Just a few years ago, nearly a decade to be more precise, I took the Oath of Attorneys as prescribed by the Indiana Rules for Admission to the Bar and the Discipline of Attorneys. The final phrase of this oath resonates today as protests against police brutality have illuminated the inequities within America’s legal system.
“I will never reject, from any consideration personal to myself, the cause of the defenseless, the oppressed or those who cannot afford adequate legal assistance; so help me God.”
Around our country, lives have been taken, particularly the lives of black men and women, boys and girls, at the hands of those who also took an oath, very similar to the oath I swore in 2011. According to Indianapolis Metropolitan Police Department General Order 1.1, “All sworn officers must meet with the Chief of Police, or designee, prior to assuming sworn status, to receive the oath of office. The oath of office is as follows: I do solemnly swear that I will support the Constitution of the United States and the Constitution of the State of Indiana, and I will faithfully discharge my duties as an officer of the Consolidated City of Indianapolis, under this appointment, according to law, and city ordinances, to the best of my ability, so help me God.”
The nexus between lawyers and law enforcement officers is unique, confounding and complicated. As a former deputy prosecuting attorney, I was an advocate for justice, which on a very surface level created a sort of forced marriage between myself and police officers. This was not a match made in heaven, nor in purgatory. Yet, I needed that time to more intimately understand the minds of police officers, the machination of the local justice system and how the poor, black or brown fared significantly worse than our lighter-skinned brothers/sisters.
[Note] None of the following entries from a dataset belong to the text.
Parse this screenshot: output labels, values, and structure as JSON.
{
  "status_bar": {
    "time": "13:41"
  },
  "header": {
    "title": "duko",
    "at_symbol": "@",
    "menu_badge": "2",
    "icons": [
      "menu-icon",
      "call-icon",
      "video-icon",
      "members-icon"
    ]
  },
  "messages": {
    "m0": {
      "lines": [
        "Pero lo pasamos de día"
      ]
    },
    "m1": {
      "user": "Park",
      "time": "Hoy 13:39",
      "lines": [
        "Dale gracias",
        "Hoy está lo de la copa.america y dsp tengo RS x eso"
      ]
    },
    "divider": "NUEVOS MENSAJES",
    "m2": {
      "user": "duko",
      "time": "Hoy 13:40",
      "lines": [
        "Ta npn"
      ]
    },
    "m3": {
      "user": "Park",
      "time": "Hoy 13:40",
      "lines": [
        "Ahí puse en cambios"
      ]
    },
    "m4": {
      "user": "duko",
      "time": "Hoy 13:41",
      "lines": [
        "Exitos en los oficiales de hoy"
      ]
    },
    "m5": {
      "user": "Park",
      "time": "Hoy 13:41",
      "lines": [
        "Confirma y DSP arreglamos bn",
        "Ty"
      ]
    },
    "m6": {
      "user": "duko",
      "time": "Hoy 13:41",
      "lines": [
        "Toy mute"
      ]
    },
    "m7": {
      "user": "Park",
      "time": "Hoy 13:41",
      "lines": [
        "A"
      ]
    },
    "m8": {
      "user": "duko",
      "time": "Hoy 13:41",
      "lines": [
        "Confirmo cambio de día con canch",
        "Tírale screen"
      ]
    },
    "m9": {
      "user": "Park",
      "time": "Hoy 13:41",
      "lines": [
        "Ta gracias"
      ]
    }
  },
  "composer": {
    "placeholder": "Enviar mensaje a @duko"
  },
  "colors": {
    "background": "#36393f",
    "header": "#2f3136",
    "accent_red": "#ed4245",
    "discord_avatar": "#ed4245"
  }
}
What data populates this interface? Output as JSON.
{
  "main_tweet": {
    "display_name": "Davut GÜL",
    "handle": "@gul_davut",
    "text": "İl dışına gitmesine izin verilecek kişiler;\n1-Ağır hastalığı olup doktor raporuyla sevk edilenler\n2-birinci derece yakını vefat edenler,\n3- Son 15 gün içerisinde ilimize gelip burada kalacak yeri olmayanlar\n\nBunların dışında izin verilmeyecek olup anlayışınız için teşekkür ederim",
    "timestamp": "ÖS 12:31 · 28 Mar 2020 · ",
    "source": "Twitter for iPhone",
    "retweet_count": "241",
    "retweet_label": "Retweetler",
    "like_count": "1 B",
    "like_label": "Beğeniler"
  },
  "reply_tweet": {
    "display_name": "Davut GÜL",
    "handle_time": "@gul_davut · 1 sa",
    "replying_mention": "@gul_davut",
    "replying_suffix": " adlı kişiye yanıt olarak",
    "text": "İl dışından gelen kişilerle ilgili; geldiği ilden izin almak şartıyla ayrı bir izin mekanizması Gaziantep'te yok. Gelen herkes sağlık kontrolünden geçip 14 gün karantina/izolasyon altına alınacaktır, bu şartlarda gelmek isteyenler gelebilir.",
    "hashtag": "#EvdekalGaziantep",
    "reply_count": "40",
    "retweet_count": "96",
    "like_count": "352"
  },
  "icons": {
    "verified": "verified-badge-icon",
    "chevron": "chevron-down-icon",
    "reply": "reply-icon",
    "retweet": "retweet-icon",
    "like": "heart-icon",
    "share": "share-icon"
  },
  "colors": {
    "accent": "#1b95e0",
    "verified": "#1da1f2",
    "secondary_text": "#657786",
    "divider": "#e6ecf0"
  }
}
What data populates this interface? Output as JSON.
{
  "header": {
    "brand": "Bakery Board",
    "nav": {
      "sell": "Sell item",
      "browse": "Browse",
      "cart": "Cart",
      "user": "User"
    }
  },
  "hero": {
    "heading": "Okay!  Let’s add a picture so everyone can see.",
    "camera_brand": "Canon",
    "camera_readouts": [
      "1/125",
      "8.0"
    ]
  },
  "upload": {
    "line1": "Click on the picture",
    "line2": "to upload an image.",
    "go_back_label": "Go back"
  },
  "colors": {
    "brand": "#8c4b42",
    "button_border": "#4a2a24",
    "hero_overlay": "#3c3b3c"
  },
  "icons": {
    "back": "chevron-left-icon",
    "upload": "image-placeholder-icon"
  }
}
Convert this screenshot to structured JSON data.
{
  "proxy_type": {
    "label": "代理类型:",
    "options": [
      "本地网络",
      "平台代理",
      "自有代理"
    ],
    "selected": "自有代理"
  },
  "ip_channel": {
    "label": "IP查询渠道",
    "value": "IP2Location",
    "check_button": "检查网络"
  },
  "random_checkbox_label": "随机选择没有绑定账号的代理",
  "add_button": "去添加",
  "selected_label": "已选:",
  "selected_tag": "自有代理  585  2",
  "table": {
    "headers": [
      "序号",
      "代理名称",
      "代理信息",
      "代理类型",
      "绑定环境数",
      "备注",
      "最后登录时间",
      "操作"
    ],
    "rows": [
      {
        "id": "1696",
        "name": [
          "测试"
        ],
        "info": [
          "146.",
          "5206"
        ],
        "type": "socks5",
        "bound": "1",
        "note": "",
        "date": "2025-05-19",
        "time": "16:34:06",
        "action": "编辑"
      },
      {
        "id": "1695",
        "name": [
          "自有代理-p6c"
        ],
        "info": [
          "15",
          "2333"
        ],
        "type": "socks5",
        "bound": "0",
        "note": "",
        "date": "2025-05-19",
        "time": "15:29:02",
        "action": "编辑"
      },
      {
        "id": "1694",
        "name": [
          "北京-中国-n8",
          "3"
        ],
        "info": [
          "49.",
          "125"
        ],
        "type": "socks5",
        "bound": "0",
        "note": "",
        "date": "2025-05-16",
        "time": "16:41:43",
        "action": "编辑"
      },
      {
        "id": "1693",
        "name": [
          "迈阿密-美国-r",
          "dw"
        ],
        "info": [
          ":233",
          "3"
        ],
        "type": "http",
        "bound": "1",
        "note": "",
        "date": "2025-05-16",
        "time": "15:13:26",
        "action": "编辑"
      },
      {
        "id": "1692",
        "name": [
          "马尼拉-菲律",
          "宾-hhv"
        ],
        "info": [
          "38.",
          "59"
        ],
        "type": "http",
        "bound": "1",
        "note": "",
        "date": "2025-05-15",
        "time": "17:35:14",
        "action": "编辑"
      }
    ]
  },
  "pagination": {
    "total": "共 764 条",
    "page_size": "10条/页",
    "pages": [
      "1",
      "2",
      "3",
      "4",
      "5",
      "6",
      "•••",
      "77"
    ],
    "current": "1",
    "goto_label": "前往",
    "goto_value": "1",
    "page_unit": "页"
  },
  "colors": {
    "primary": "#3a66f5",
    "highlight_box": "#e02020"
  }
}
Today, I write concerning those who never saw a courtroom, could not discuss an issue with an attorney or even file a grievance within a citizen’s complaint office. You have heard these names. Bland, Castile, Garner, Rice, Taylor, Reed and, most recently, Floyd (this short recitation represents less than 1% of the lives lost to law enforcement officers). You’ve seen the tributes and likely heard the discussions in the midst of protests. The slogans resonate while being forever brandished in the psyche of many. “Hands up. Don’t Shoot.” “I Can’t Breathe.” “Black Lives Matter.” No matter the phrase, the notion remains constant: simply being black in America, in many cases, justifies the killing of another human being.
These incidents of violence — call it murder, manslaughter, justified homicide or any other descriptor — are irrelevant. The salient point that has to be made is that these are not far-off events that do not invade our peaceful existence in the Circle City or the Hoosier state. We have experienced the hurt and pain, but the vitriolic reaction seen elsewhere has not manifested itself. We cannot sit back and wait for another killing to take place before we address a system that is failing too many in countless ways.
I call on my fellow barristers, who took the same oath as I, to begin living that oath. “I will never reject, from any consideration personal to myself, the cause of the defenseless, the oppressed or those who cannot afford adequate legal assistance; so help me God.”
Legal assistance does not begin during an initial hearing. The cause of the defenseless is not only initiated when an unarmed fleeing suspect is shot in the back. As members of the legal community, we have a sworn responsibility to create a legal framework that is just, fair and equitable. We must create policies that prevent civilians from experiencing what some may call legal lynchings. We must advocate for laws that hold sworn officers accountable for their actions. We are the leaders in our communities, which requires our collective efforts to address the systems that exacerbate unfairness and the untimely loss of lives.
I am no longer the 17-year-old, wide-eyed optimist who first moved to Indiana to begin my post-secondary education. I remain optimistic because of my faith in God, as well as the countless experiences, mostly in the city of Indianapolis and state of Indiana, that increased my love for my people. This challenge to fight for “A More Just Indiana” goes out to all those licensed to practice law in this state to look deep within, listen to your younger self reciting the final 29 words of the Oath of Attorneys and harken back to the commitment to justice we all made. This is the opening salvo of a mission critical to the long-term sustainability of our beloved community. I will see you soon, be it at the Statehouse, local county building or anywhere else injustice breathes.
These are my personal views, though I believe they align with my employer, Indianapolis Public Schools, where I serve as general counsel/chief of external affairs.
— Ahmed Young,